It is also in my knowledge one of the first historical documentaries to accord such an importance to the Mexican Revolution as the first truly anarchist revolution as well as its relationship to Emiliano Zapata. This was also one of its biggest stumbling blocks – the suspicion, common to all world proletariat revolutions against the peasants leading the way, with the possible exception of the Maoist or Ho Chi Minh revolutionary struggles in Asia. Zapata and his peasant Christian anarchist troops got a cold welcome in the city.
Very important the early role of industrial city of Chicago in the early workers rights movement, a proletarian city par excellence, at the epicenter of railway and meat processing industry. Chicago was the place of the Haymarket affair and also had an incredible anarchist press largely conducted by immigrants (including esoterica Jewish Kabbalah bookshops according to Erik Davis), paving the way to the celebrations of the 1st of May.
It’s the best way to learn about the Internationalist dimensions of Anarchism, it’s past popularity and future promise, be it trough its magazines, newspapers and a lot lives lived fully by such historical figures such as:
Liu Shifu, Li Shizeng, Sacco and Vanzetti, Ricardo Flores Magón, Buenaventura Durutti, Nestor Makhno and many others. Roughly it is the tumultuous, exalted, incredibly bloody and diverse history from 1840 to 1945 comprising all sort of directions, splinter groups and innovation brought by and with the help of anarchists, be it in the frame of collectivist, mutualist, Propaganda of the Deed, utopian socialism, libertarianism, radical individualism, anti-authoritarianism, nihilism, Russian nihilist movement, anarcho-primitivism, platformism, Christian anarchists, separation of state and church, atheism, eco-anarchism, anarcho-feminism or anarcho-syndicalism.
I am glad the current and future generation have this documentary to look and learn from. Although there is a lot of stuff happening after 1945 being also complicated by the rise of anarcho-capitalist direction (or coup – depending) lead by Murray Rothbard (1925-1995), but that I guess is the task of another documentary maker.

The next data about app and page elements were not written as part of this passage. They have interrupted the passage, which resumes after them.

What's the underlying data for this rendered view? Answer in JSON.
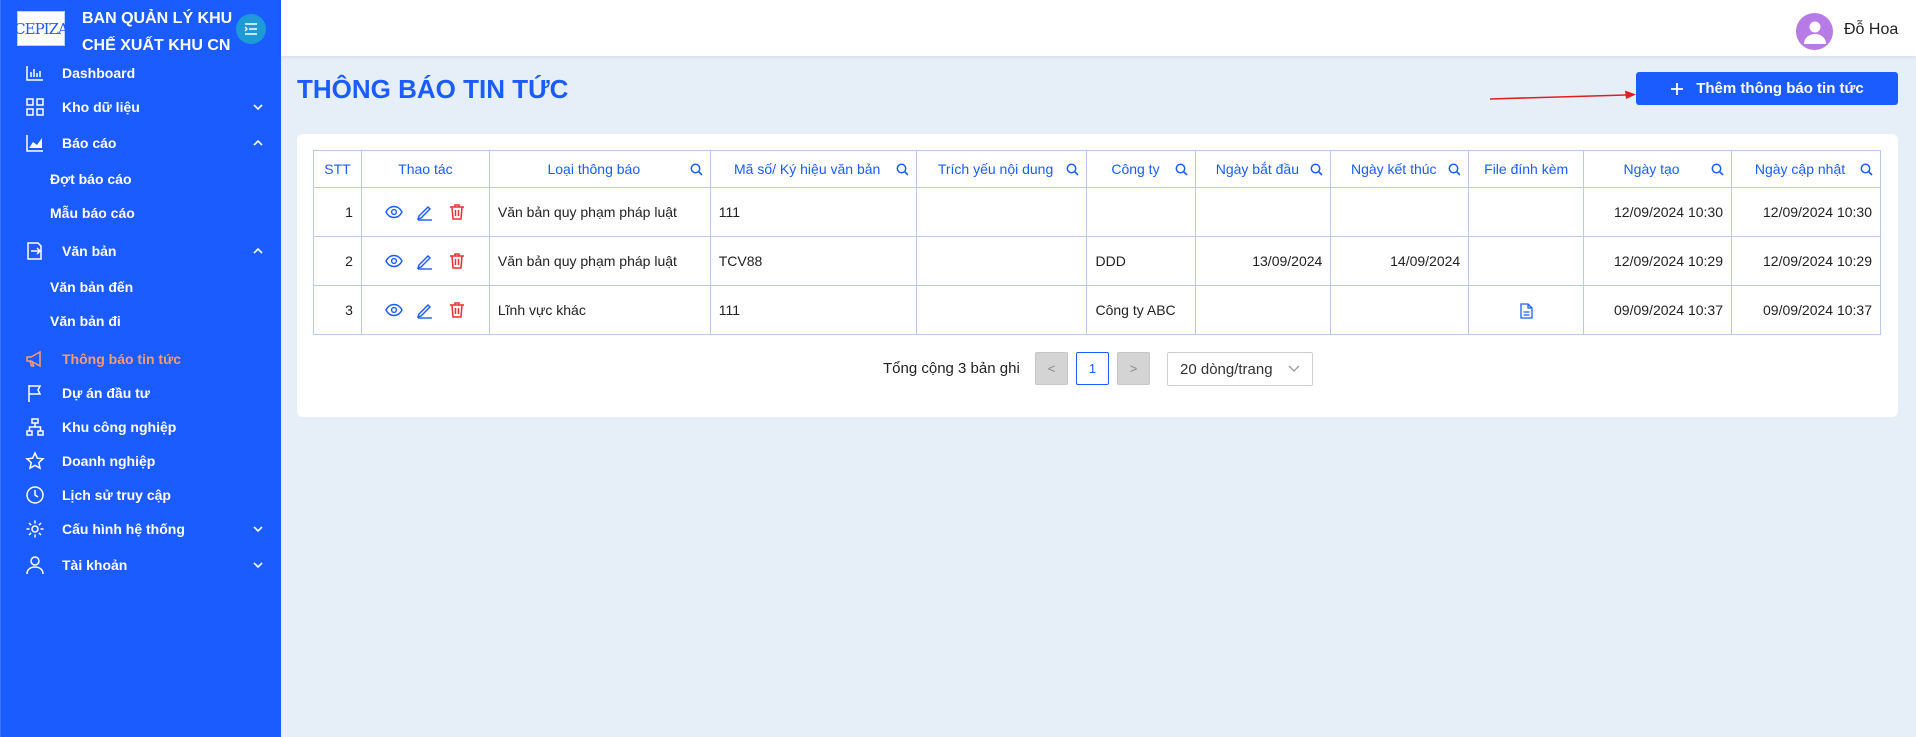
{
  "brand": {
    "logo_text": "CEPIZA",
    "name_line1": "BAN QUẢN LÝ KHU",
    "name_line2": "CHẾ XUẤT KHU CN"
  },
  "sidebar": {
    "items": [
      {
        "label": "Dashboard",
        "icon": "bar-chart-icon"
      },
      {
        "label": "Kho dữ liệu",
        "icon": "grid-icon",
        "expandable": true
      },
      {
        "label": "Báo cáo",
        "icon": "area-chart-icon",
        "expanded": true,
        "children": [
          "Đợt báo cáo",
          "Mẫu báo cáo"
        ]
      },
      {
        "label": "Văn bản",
        "icon": "document-arrow-icon",
        "expanded": true,
        "children": [
          "Văn bản đến",
          "Văn bản đi"
        ]
      },
      {
        "label": "Thông báo tin tức",
        "icon": "megaphone-icon",
        "active": true
      },
      {
        "label": "Dự án đầu tư",
        "icon": "flag-icon"
      },
      {
        "label": "Khu công nghiệp",
        "icon": "hierarchy-icon"
      },
      {
        "label": "Doanh nghiệp",
        "icon": "star-icon"
      },
      {
        "label": "Lịch sử truy cập",
        "icon": "clock-icon"
      },
      {
        "label": "Cấu hình hệ thống",
        "icon": "gear-icon",
        "expandable": true
      },
      {
        "label": "Tài khoản",
        "icon": "user-icon",
        "expandable": true
      }
    ],
    "active_color": "#ff9b6b"
  },
  "header": {
    "username": "Đỗ Hoa",
    "avatar_color": "#b77be6"
  },
  "page": {
    "title": "THÔNG BÁO TIN TỨC",
    "add_button": "Thêm thông báo tin tức"
  },
  "table": {
    "columns": [
      "STT",
      "Thao tác",
      "Loại thông báo",
      "Mã số/ Ký hiệu văn bản",
      "Trích yếu nội dung",
      "Công ty",
      "Ngày bắt đầu",
      "Ngày kết thúc",
      "File đính kèm",
      "Ngày tạo",
      "Ngày cập nhật"
    ],
    "rows": [
      {
        "stt": "1",
        "loai": "Văn bản quy phạm pháp luật",
        "ma_so": "111",
        "trich_yeu": "",
        "cong_ty": "",
        "ngay_bat_dau": "",
        "ngay_ket_thuc": "",
        "file": false,
        "ngay_tao": "12/09/2024 10:30",
        "ngay_cap_nhat": "12/09/2024 10:30"
      },
      {
        "stt": "2",
        "loai": "Văn bản quy phạm pháp luật",
        "ma_so": "TCV88",
        "trich_yeu": "",
        "cong_ty": "DDD",
        "ngay_bat_dau": "13/09/2024",
        "ngay_ket_thuc": "14/09/2024",
        "file": false,
        "ngay_tao": "12/09/2024 10:29",
        "ngay_cap_nhat": "12/09/2024 10:29"
      },
      {
        "stt": "3",
        "loai": "Lĩnh vực khác",
        "ma_so": "111",
        "trich_yeu": "",
        "cong_ty": "Công ty ABC",
        "ngay_bat_dau": "",
        "ngay_ket_thuc": "",
        "file": true,
        "ngay_tao": "09/09/2024 10:37",
        "ngay_cap_nhat": "09/09/2024 10:37"
      }
    ]
  },
  "pagination": {
    "total_text": "Tổng cộng 3 bản ghi",
    "prev": "<",
    "current_page": "1",
    "next": ">",
    "per_page": "20 dòng/trang"
  },
  "colors": {
    "primary": "#1a5cff",
    "delete": "#e8312f",
    "annotation_arrow": "#e02020"
  }
}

It is mind blowing to realize how wide spread or popular were these ideas around 1900, of gaining or loosing popularity, being transformed or playing a leading role in social movements and emancipatory avant-garde. Truly they are never disappeared and in a sense became permanent taken for granted nowdays. Even if somehow written from the end, these exceptions have never been forgotten, nor completly negated but integrated and absorbed into official history, while their initiators got mostly imprisoned or killed, it also remains a living proof that something like this existed and influenced the most basic things from the strike to the 8h working day or the weekend pause. All these examples of cooperative organization, labor movement, autonomy, of inventing and trying out alternative and experimental anti-authoritarian pedagogy models and lots of practical experiences and historical examples were basically preparing the entire society for a jump into an alternate, future post-capitalist world. Many thanks to Felix P for pointing it out to me.